- Problem details -
Check each line of the data below for the word "Choose", then extract the ones that have it.

--*--

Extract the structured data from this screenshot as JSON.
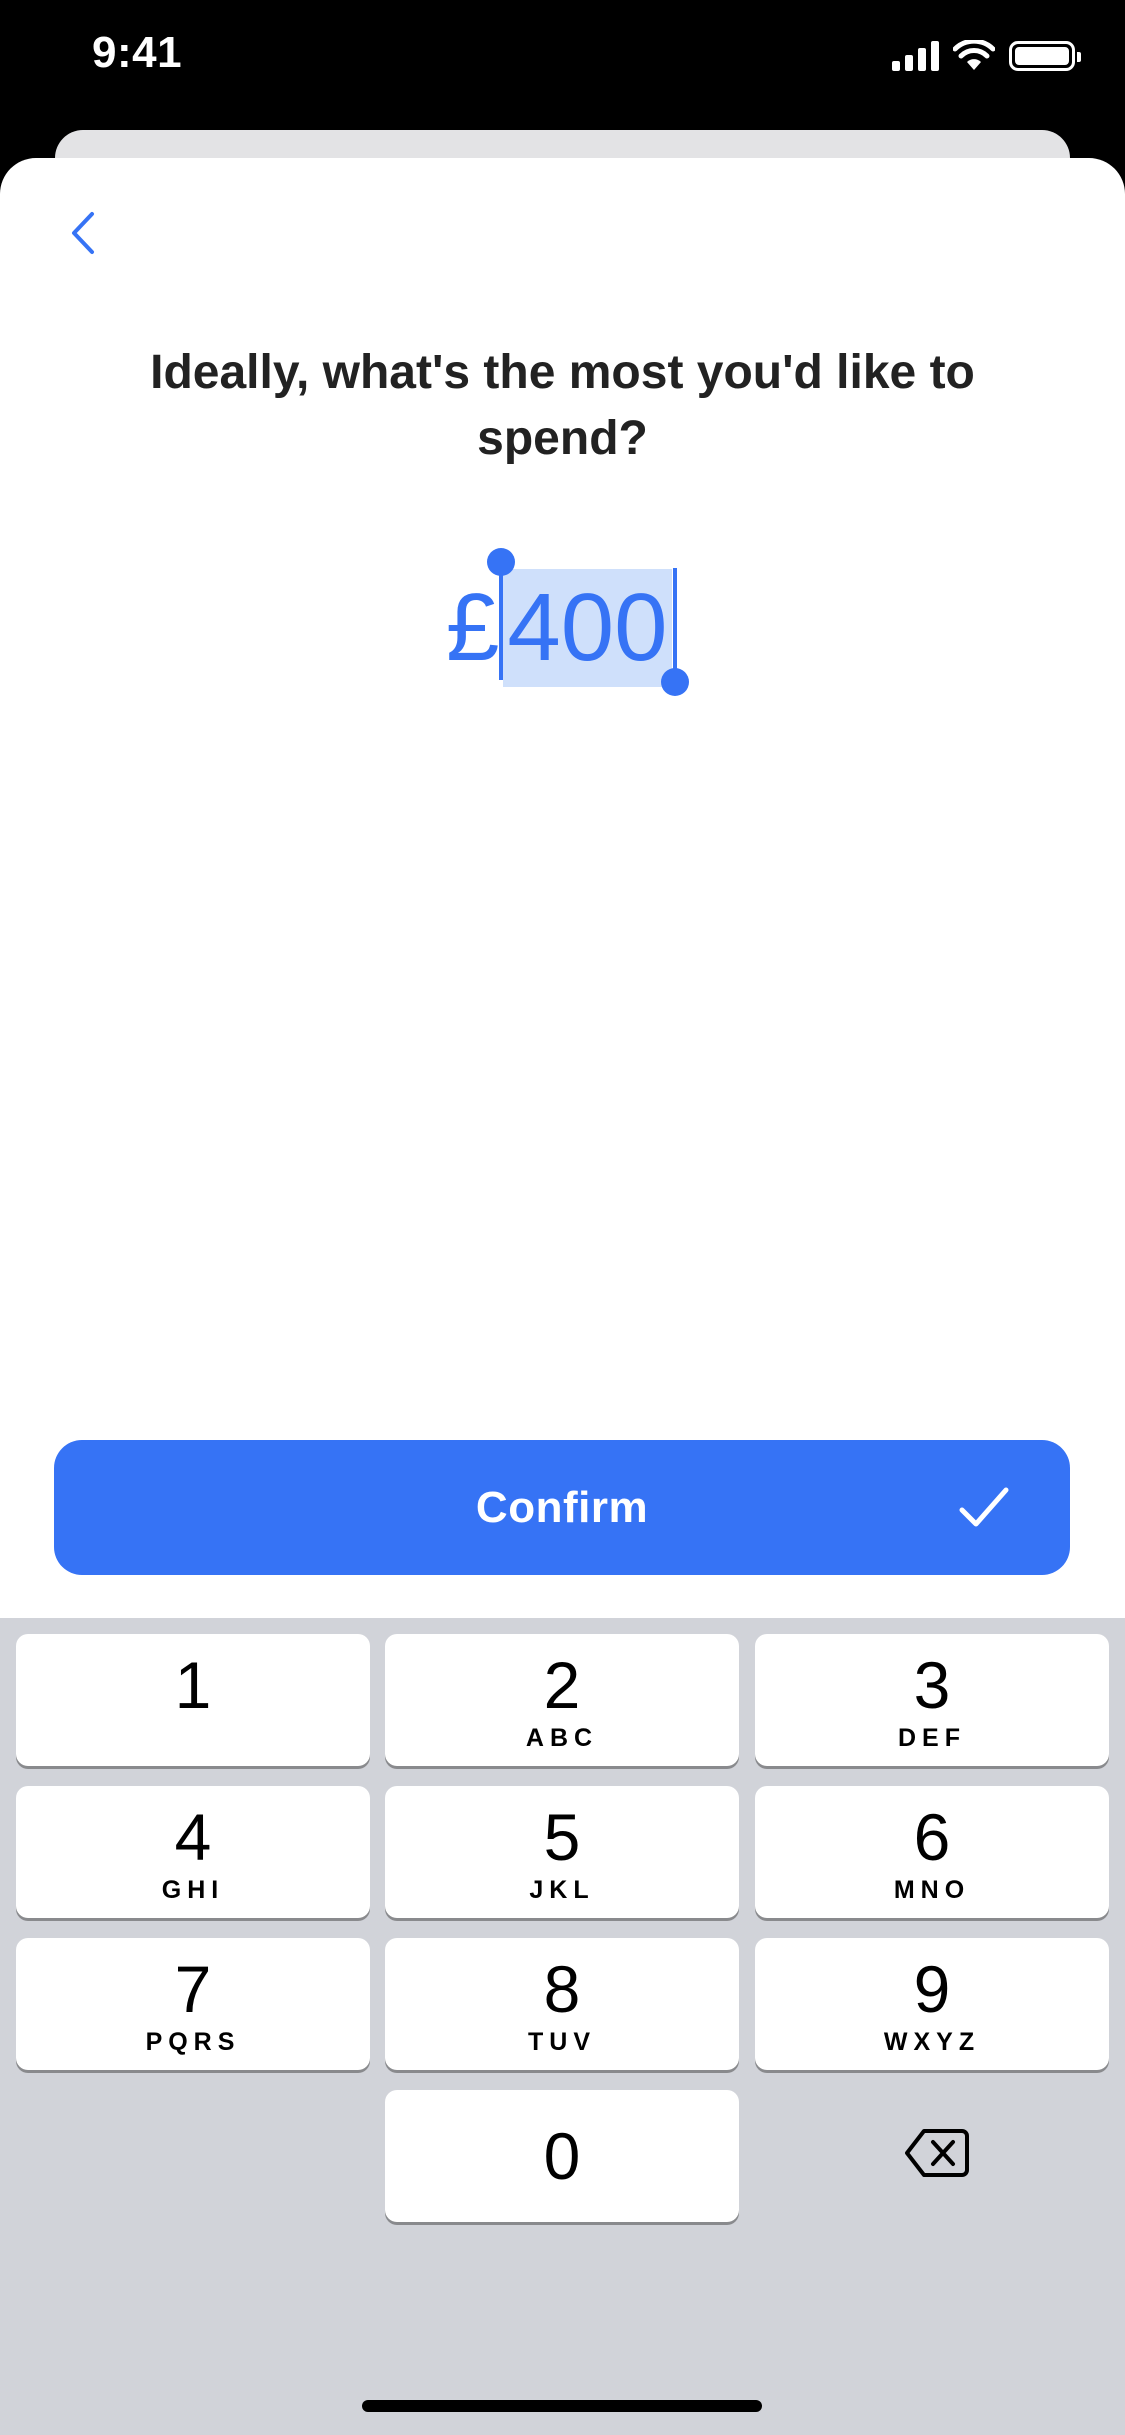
{
  "status_bar": {
    "time": "9:41"
  },
  "header": {
    "back_icon": "chevron-left-icon"
  },
  "main": {
    "question": "Ideally, what's the most you'd like to spend?",
    "amount": {
      "currency": "£",
      "value": "400",
      "selected": true
    }
  },
  "confirm": {
    "label": "Confirm",
    "icon": "check-icon"
  },
  "keypad": {
    "keys": [
      {
        "digit": "1",
        "letters": ""
      },
      {
        "digit": "2",
        "letters": "ABC"
      },
      {
        "digit": "3",
        "letters": "DEF"
      },
      {
        "digit": "4",
        "letters": "GHI"
      },
      {
        "digit": "5",
        "letters": "JKL"
      },
      {
        "digit": "6",
        "letters": "MNO"
      },
      {
        "digit": "7",
        "letters": "PQRS"
      },
      {
        "digit": "8",
        "letters": "TUV"
      },
      {
        "digit": "9",
        "letters": "WXYZ"
      },
      {
        "digit": "0",
        "letters": ""
      }
    ],
    "delete_icon": "backspace-icon"
  },
  "colors": {
    "accent": "#3673f5",
    "keyboard_bg": "#d1d3d9",
    "selection": "#cfe0fb"
  }
}
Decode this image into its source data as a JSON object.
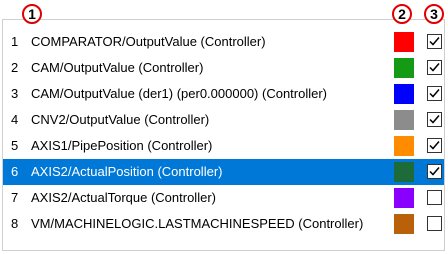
{
  "callouts": [
    "1",
    "2",
    "3"
  ],
  "rows": [
    {
      "num": "1",
      "label": "COMPARATOR/OutputValue (Controller)",
      "color": "#ff0000",
      "checked": true,
      "selected": false
    },
    {
      "num": "2",
      "label": "CAM/OutputValue (Controller)",
      "color": "#159a15",
      "checked": true,
      "selected": false
    },
    {
      "num": "3",
      "label": "CAM/OutputValue (der1) (per0.000000) (Controller)",
      "color": "#0000ff",
      "checked": true,
      "selected": false
    },
    {
      "num": "4",
      "label": "CNV2/OutputValue (Controller)",
      "color": "#8c8c8c",
      "checked": true,
      "selected": false
    },
    {
      "num": "5",
      "label": "AXIS1/PipePosition (Controller)",
      "color": "#ff8c00",
      "checked": true,
      "selected": false
    },
    {
      "num": "6",
      "label": "AXIS2/ActualPosition (Controller)",
      "color": "#1e6b3a",
      "checked": true,
      "selected": true
    },
    {
      "num": "7",
      "label": "AXIS2/ActualTorque (Controller)",
      "color": "#8a00ff",
      "checked": false,
      "selected": false
    },
    {
      "num": "8",
      "label": "VM/MACHINELOGIC.LASTMACHINESPEED (Controller)",
      "color": "#b8600a",
      "checked": false,
      "selected": false
    }
  ]
}
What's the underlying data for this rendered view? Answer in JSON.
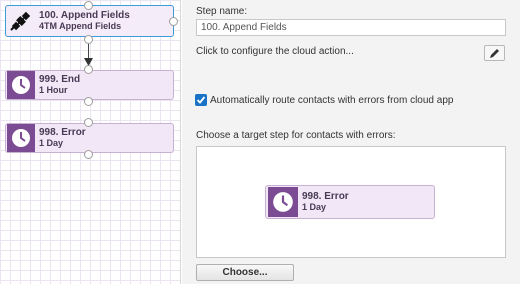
{
  "canvas": {
    "steps": [
      {
        "id": "append",
        "title": "100. Append Fields",
        "subtitle": "4TM Append Fields",
        "icon": "satellite-icon",
        "selected": true
      },
      {
        "id": "end",
        "title": "999. End",
        "subtitle": "1 Hour",
        "icon": "clock-icon",
        "selected": false
      },
      {
        "id": "error",
        "title": "998. Error",
        "subtitle": "1 Day",
        "icon": "clock-icon",
        "selected": false
      }
    ]
  },
  "panel": {
    "step_name_label": "Step name:",
    "step_name_value": "100. Append Fields",
    "configure_text": "Click to configure the cloud action...",
    "edit_icon": "pencil-icon",
    "auto_route_label": "Automatically route contacts with errors from cloud app",
    "auto_route_checked": true,
    "target_label": "Choose a target step for contacts with errors:",
    "target_step": {
      "title": "998. Error",
      "subtitle": "1 Day",
      "icon": "clock-icon"
    },
    "choose_button": "Choose..."
  },
  "colors": {
    "accent": "#1a73c7",
    "node_bg": "#f1e7f6",
    "node_icon_bg": "#7b4b93",
    "selected_border": "#3e9ad9"
  }
}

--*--

- Output of the task -
    "target_label": "Choose a target step for contacts with errors:",
    "choose_button": "Choose..."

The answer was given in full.